The second phase of Taiwan’s first offshore wind farm Formosa I is set to achieve financial close this month, a source at local developer Swancor Renewable said.
The NTD 15bn (USD 500.7m) syndicated loan backing the project will be provided by a mix of local and foreign banks, including BNP Paribas, Société Générale, MUFG Bank, ANZ, Crédit Agricole, Deutsche Bank, KGI Bank, DBS, Cathay United Bank, Fubon Bank, Deutsche Bank, and Entie Commercial Bank.
The loan will be used to finance the 120MW second phase of Formosa I, which is 50% owned byMacquarie Capital and 35% by Ørsted. The 8MW first phase of the demonstration project started operation in late 2016 following installation of two 4MW wind turbines 3km off the island’s northwest coast, in Miaoli county.
The project JV formed by Swancor, Macquarie and Ørsted – Formosa I (Haiyang) Offshore Wind Company – plans to start construction of phase two in 2019.
The Taiwanese developer also expects its wholly-owned 378MW Formosa II project, which will require an investment of over NTD 35bn, to achieve financial close as early as the end of 2018. It has liaised with over a dozen local and foreign lenders to prepare for a new syndicated loan.
A 20-year PPA with Taipower for the 378MW project is scheduled to be signed by the end of 2018, the source said, acknowledging that other offshore wind developers are likely to set the same timeline for their own power purchase deals. The project is scheduled to be connected to the grid by 2020.
“We all want to make sure that the PPA is signed before the government adopts a new feed-in-tariff (FiT) for 2019,” she said. “Compared with peers, our advantage is that we are the only developer on the island with experience in signing a offshore wind PPA with Taipower.”

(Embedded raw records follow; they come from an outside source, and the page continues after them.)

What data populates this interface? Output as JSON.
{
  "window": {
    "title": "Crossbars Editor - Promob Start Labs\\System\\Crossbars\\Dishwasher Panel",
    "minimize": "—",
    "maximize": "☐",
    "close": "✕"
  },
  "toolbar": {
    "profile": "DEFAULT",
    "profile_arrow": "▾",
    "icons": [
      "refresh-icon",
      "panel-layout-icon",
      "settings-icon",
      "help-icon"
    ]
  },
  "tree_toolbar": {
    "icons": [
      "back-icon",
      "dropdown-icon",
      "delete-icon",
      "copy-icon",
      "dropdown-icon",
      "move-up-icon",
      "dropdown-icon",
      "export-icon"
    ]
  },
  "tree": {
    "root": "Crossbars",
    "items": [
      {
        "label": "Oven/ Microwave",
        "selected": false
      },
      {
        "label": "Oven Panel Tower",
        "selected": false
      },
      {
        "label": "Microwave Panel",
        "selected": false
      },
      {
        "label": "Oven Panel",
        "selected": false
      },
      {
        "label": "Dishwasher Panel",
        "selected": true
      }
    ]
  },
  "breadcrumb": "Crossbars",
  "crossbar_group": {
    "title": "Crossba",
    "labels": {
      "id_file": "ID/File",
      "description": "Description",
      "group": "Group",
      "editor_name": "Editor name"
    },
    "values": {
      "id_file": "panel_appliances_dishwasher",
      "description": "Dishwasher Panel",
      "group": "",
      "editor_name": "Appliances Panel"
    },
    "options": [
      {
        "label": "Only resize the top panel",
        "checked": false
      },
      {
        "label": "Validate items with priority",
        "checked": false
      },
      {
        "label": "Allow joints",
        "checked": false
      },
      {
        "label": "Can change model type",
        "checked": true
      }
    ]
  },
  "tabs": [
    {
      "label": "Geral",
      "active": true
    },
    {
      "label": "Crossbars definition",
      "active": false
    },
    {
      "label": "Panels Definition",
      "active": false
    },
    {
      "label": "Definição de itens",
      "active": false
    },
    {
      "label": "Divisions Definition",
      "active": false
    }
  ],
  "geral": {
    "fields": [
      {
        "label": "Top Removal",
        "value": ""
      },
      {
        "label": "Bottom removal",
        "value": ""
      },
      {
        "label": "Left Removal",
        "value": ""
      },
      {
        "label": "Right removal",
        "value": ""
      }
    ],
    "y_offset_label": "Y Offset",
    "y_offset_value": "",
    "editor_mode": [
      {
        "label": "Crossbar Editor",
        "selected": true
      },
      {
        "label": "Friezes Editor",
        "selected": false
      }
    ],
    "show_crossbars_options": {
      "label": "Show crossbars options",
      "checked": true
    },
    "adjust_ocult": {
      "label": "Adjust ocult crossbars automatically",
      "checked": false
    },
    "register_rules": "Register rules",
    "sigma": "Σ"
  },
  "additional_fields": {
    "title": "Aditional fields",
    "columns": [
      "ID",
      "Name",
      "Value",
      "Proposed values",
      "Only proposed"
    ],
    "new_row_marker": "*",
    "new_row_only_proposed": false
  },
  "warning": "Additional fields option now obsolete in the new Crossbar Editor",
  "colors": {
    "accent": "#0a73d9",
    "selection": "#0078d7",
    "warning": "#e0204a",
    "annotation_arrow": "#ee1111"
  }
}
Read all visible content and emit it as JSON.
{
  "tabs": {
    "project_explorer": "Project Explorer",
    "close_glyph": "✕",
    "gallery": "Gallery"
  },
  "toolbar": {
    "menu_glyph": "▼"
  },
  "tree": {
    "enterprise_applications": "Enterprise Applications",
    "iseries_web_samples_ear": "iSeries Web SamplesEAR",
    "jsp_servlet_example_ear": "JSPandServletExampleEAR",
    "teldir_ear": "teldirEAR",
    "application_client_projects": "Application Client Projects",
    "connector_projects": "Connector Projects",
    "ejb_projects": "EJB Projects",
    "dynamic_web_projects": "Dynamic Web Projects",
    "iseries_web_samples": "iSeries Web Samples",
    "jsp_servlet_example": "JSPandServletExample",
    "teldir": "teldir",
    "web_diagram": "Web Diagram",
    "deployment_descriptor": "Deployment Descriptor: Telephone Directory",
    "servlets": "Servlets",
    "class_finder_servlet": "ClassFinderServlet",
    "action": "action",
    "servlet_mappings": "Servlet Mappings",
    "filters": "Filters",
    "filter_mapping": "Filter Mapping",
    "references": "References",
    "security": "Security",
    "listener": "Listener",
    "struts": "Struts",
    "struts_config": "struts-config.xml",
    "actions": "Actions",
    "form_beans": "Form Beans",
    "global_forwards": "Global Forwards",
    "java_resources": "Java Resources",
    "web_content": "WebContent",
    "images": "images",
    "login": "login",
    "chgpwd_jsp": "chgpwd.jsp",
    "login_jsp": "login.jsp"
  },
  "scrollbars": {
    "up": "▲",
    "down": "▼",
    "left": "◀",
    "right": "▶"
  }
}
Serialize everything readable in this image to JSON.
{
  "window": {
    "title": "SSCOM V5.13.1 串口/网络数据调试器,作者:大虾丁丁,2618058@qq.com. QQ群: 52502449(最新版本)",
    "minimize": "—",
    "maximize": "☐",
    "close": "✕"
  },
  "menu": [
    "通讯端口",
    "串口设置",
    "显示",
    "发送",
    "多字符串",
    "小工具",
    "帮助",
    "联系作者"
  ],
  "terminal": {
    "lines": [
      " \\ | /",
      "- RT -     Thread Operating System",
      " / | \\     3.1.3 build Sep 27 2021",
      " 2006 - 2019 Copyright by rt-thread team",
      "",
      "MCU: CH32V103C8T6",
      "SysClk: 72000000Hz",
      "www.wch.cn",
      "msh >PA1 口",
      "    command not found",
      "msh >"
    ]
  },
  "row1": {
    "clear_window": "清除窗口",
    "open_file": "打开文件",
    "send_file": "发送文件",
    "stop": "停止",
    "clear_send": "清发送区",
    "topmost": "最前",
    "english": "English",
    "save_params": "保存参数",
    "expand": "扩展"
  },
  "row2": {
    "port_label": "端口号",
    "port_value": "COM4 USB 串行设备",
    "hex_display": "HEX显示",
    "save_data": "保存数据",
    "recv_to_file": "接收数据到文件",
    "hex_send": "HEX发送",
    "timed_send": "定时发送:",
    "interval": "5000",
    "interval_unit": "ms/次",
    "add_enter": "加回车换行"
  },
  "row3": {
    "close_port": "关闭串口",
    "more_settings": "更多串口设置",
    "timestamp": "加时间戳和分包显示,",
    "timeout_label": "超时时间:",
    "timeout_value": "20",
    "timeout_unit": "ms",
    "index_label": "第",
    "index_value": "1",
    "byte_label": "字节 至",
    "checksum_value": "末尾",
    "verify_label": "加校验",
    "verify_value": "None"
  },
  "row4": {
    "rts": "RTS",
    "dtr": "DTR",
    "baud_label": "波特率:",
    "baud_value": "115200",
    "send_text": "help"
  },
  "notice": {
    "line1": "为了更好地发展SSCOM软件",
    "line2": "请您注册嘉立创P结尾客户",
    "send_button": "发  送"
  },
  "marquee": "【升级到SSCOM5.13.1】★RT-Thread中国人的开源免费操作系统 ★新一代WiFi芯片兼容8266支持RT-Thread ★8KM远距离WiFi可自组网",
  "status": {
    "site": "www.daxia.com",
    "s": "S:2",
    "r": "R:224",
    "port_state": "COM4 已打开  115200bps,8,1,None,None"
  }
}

In December 2017, the second phase of Formosa I secured a 20-year PPA with a feed-in-tariff of TWD 5.8 per kWh with state utility Taipower.
Taipower has a standard form PPA for offshore wind farm projects. The contract contains a 20-year FiT that will come into force on the signing date. This is reviewed and announced by the government every year.
The source observed that this month’s project auction, in which developers will bid for additional capacity for their projects, is likely to lead to lower FiTs in 2019. That is because government officials are expected to use the auction bids, the lowest of which will win capacity, when setting the new FiT.
Meanwhile, the Taiwanese developer has also been in talks to introduce strategic investors for its Formosa II project, which secured all the 378MW capacity it applied for in the April selection. But any equity stake sales are likely to take place next year, once the PPA is signed and the FiT levels are set, the source noted.